We learned later about weighted blankets, which provide proprioceptive input to his body--something he didn't perceive and needed added input.   I am so glad to be able to share this information with you in the beginning of your journey!

As a pre-schooler, during sleepless nights, Sage would flip his bed frame around the room, tip it up and climb the rungs like a ladder. (Like I said in my first letter, I'll believe anything you tell me because I have seen the unbelievable in my own child!) He tore apart his room this way, and so for safety reasons (fear of the bed flying through the 2nd floor window!) we had to disassemble his bed and have him sleep just on a mattress on the floor for a while.  Later, when he was around 5 years old, we found a massive twin bed. It is made of heavy wood and we figured he couldn't flip that bed so we got it for him and he still sleeps on it to this day! (We have, however, wished for a way to nail the bed to the floor, as he would scoot it around his room to climb on and do various things such as disassemble the ceiling light, or draw maps on the ceiling!)
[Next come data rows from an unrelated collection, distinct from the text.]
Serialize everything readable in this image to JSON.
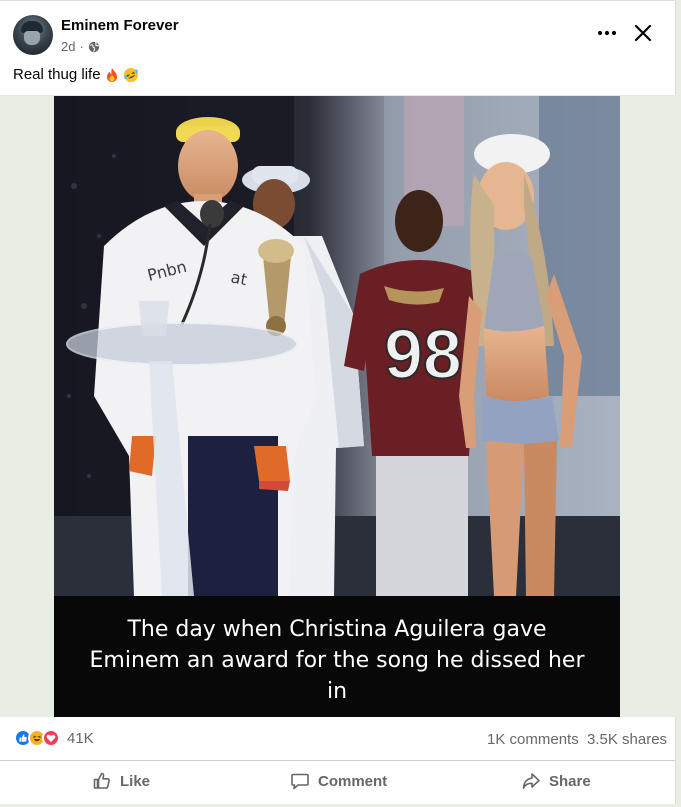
{
  "post": {
    "page_name": "Eminem Forever",
    "time": "2d",
    "audience_icon": "globe-icon",
    "caption_text": "Real thug life",
    "caption_emojis": [
      "fire-emoji",
      "rofl-emoji"
    ],
    "more_icon": "more-horizontal-icon",
    "close_icon": "close-icon"
  },
  "image": {
    "caption_lines": [
      "The day when Christina Aguilera gave",
      "Eminem an award for the song he dissed her",
      "in"
    ],
    "jersey_number": "98"
  },
  "stats": {
    "reactions": [
      "like-reaction-icon",
      "haha-reaction-icon",
      "love-reaction-icon"
    ],
    "reaction_count": "41K",
    "comments": "1K comments",
    "shares": "3.5K shares"
  },
  "actions": {
    "like": "Like",
    "comment": "Comment",
    "share": "Share"
  },
  "colors": {
    "facebook_blue": "#1877f2",
    "secondary_text": "#65676b",
    "background": "#e9eee4"
  }
}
At night, in order for the rest of us to sleep, we had to find a way to keep Sage in his room. He was known to run out the door to the house, and he had proven himself unsafe inside the house too. He had to be watched 24 hours a day, and that is not possible for a family--we need sleep!  So we ended up putting an eye hook on his door and locking it after he fell asleep. That way, we knew he was safely in his room and that we could finally rest.
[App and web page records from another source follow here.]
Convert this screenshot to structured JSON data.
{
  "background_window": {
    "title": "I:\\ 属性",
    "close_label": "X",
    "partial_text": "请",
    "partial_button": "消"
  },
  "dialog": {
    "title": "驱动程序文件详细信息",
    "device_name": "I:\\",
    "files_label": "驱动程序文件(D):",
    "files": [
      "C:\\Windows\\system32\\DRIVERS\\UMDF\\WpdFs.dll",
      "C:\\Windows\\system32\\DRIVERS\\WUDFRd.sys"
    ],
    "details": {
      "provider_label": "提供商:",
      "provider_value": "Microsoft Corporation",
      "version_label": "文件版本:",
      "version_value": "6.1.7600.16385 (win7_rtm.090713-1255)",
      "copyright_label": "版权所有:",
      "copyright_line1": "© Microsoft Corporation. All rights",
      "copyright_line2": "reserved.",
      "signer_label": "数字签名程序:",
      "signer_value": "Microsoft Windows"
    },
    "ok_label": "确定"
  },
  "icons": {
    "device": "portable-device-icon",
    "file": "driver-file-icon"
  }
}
We learned a few behavioral techniques to encourage sleep as well.  You probably already heard about the bedtime routine being established. We also made picture schedule routines for him, so he could follow along.  We quickly realized that English was not his first language--not only that, but he seemed to have no first language at all to base things on. He functioned purely on visual cues; he had no idea what we were saying to him.  

So we found pictures online that we printed--or, we just drew simple stick-figure pictures ourselves, laminated them (because he loved to shred everything in sight) and used that to show him (as opposed to telling him) his bedtime routine, and what was happening next. It had things like: Put on PJ's, Brush your Teeth, Read a Book, Listen to music, Tuck in, Turn off the lights, Say Prayers, Go to Sleep. We would check off each thing as we did them (dry erase markers work well on laminated items!). This was absolutely a God-send. Sage loved his picture schedules!
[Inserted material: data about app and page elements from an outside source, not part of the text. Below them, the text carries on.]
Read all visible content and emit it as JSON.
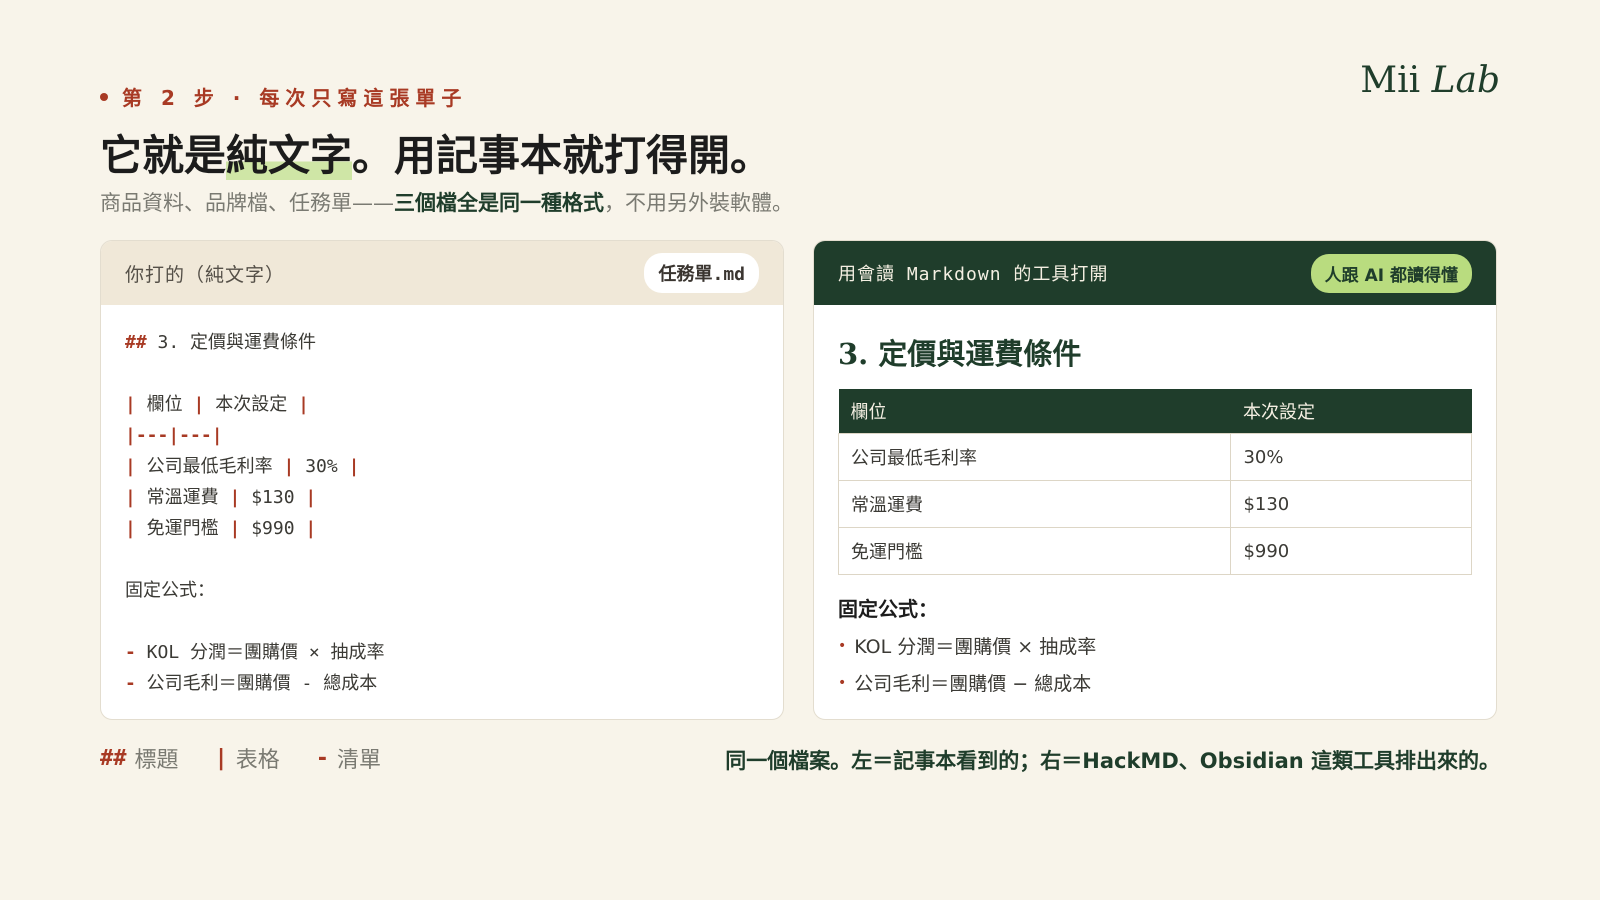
{
  "brand": {
    "mii": "Mii",
    "lab": "Lab"
  },
  "step_label": "第 2 步 · 每次只寫這張單子",
  "title": {
    "before": "它就是",
    "highlight": "純文字",
    "after": "。用記事本就打得開。"
  },
  "subtitle": {
    "before": "商品資料、品牌檔、任務單——",
    "emphasis": "三個檔全是同一種格式",
    "after": "，不用另外裝軟體。"
  },
  "left_panel": {
    "header": "你打的（純文字）",
    "chip": "任務單.md",
    "lines": [
      {
        "m1": "##",
        "t": " 3. 定價與運費條件"
      },
      {
        "gap": true
      },
      {
        "m1": "|",
        "t": " 欄位 ",
        "m2": "|",
        "t2": " 本次設定 ",
        "m3": "|"
      },
      {
        "m1": "|---|---|"
      },
      {
        "m1": "|",
        "t": " 公司最低毛利率 ",
        "m2": "|",
        "t2": " 30% ",
        "m3": "|"
      },
      {
        "m1": "|",
        "t": " 常溫運費 ",
        "m2": "|",
        "t2": " $130 ",
        "m3": "|"
      },
      {
        "m1": "|",
        "t": " 免運門檻 ",
        "m2": "|",
        "t2": " $990 ",
        "m3": "|"
      },
      {
        "gap": true
      },
      {
        "t": "固定公式："
      },
      {
        "gap": true
      },
      {
        "m1": "-",
        "t": " KOL 分潤＝團購價 × 抽成率"
      },
      {
        "m1": "-",
        "t": " 公司毛利＝團購價 - 總成本"
      }
    ]
  },
  "right_panel": {
    "header": "用會讀 Markdown 的工具打開",
    "chip": "人跟 AI 都讀得懂",
    "heading": "3. 定價與運費條件",
    "table": {
      "headers": [
        "欄位",
        "本次設定"
      ],
      "rows": [
        [
          "公司最低毛利率",
          "30%"
        ],
        [
          "常溫運費",
          "$130"
        ],
        [
          "免運門檻",
          "$990"
        ]
      ]
    },
    "label": "固定公式：",
    "list": [
      "KOL 分潤＝團購價 × 抽成率",
      "公司毛利＝團購價 − 總成本"
    ]
  },
  "legend": [
    {
      "sym": "##",
      "label": "標題"
    },
    {
      "sym": "|",
      "label": "表格"
    },
    {
      "sym": "-",
      "label": "清單"
    }
  ],
  "footnote": "同一個檔案。左＝記事本看到的；右＝HackMD、Obsidian 這類工具排出來的。",
  "colors": {
    "accent": "#a83a24",
    "primary": "#1f3d2b",
    "highlight": "#cfe6a6",
    "chip_green": "#b9dc7f",
    "background": "#f8f4ea"
  }
}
And just to offer some encouragement about the future, in case you think you are doomed to never sleep again (like we thought!), Sage (now age 10) sleeps close to 8 hours a night on a regular basis, with just a couple days a month when he wakes up early in the morning (between 2-4am) and can't get back to sleep, and a couple days when he has a hard time falling asleep.

He is old enough now to know to stay in his room, and play quietly if he can't sleep. We made a list of things that are alright to play with, to help him make quiet choices without waking us up. (Dumping a large bin of K'nex will wake an entire house!)

I hope this letter has offered you encouragement in knowing you are not alone in this sleeplessness, and that there is hope. Things will get better as your child grows up. Even if he or she doesn't ever sleep well, they will learn "the rules" of night time and chances are, they will thrive on following them.  

Your day of rest will come, too.

Until next time,